What this task involves: Scan the entries below for the word "regenerate". Copy each line that has it.

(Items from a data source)
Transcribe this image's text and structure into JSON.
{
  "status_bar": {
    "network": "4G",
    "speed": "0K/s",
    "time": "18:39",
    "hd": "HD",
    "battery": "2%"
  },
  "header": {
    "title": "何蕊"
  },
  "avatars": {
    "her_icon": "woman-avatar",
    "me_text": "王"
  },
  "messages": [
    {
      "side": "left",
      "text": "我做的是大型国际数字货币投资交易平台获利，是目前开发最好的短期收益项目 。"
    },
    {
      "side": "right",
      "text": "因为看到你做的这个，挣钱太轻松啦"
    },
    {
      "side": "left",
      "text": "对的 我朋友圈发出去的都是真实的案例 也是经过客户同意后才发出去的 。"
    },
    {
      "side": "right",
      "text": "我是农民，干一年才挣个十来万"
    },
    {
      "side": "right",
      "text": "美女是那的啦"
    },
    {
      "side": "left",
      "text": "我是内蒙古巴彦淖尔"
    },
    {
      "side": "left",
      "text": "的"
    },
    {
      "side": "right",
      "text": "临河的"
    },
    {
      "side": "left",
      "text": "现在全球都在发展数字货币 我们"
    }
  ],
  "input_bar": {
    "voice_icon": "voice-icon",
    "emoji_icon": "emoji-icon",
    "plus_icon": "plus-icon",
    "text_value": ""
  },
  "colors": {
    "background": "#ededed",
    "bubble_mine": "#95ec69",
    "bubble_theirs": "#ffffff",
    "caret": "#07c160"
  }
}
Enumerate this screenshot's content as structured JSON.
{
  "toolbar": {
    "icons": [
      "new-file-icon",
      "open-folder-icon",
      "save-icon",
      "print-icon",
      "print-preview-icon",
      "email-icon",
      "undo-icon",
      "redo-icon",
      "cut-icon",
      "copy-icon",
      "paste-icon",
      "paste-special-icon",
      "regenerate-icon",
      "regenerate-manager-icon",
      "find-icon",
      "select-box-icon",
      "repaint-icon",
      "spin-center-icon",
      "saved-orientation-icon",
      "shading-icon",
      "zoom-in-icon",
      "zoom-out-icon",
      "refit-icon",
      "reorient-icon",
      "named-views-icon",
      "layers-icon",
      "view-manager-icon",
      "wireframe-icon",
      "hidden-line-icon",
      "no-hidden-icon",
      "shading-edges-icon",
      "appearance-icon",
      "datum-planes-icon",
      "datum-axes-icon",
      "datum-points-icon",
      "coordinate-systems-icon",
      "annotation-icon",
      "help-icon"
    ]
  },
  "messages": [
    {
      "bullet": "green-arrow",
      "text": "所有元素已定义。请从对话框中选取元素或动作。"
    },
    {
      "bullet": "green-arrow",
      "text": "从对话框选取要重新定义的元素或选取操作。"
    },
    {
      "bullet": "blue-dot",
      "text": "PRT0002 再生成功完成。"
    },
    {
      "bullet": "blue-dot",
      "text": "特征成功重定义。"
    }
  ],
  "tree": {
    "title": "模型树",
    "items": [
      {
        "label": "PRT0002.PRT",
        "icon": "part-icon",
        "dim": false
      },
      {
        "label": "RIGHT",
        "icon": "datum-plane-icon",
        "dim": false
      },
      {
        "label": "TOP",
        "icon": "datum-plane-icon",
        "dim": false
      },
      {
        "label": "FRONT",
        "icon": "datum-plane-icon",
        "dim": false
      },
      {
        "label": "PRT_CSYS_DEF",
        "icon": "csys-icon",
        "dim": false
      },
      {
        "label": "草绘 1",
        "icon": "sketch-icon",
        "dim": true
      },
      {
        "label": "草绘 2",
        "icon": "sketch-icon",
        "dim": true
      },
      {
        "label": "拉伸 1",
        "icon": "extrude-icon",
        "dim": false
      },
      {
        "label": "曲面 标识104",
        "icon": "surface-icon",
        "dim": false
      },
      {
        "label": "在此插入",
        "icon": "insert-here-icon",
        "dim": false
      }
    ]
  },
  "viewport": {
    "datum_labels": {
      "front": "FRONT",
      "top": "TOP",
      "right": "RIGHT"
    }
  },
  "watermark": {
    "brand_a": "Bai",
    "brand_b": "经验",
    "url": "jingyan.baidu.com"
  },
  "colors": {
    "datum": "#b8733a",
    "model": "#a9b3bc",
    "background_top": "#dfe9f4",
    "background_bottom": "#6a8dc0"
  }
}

Exercise output:
      "regenerate-icon",
      "regenerate-manager-icon",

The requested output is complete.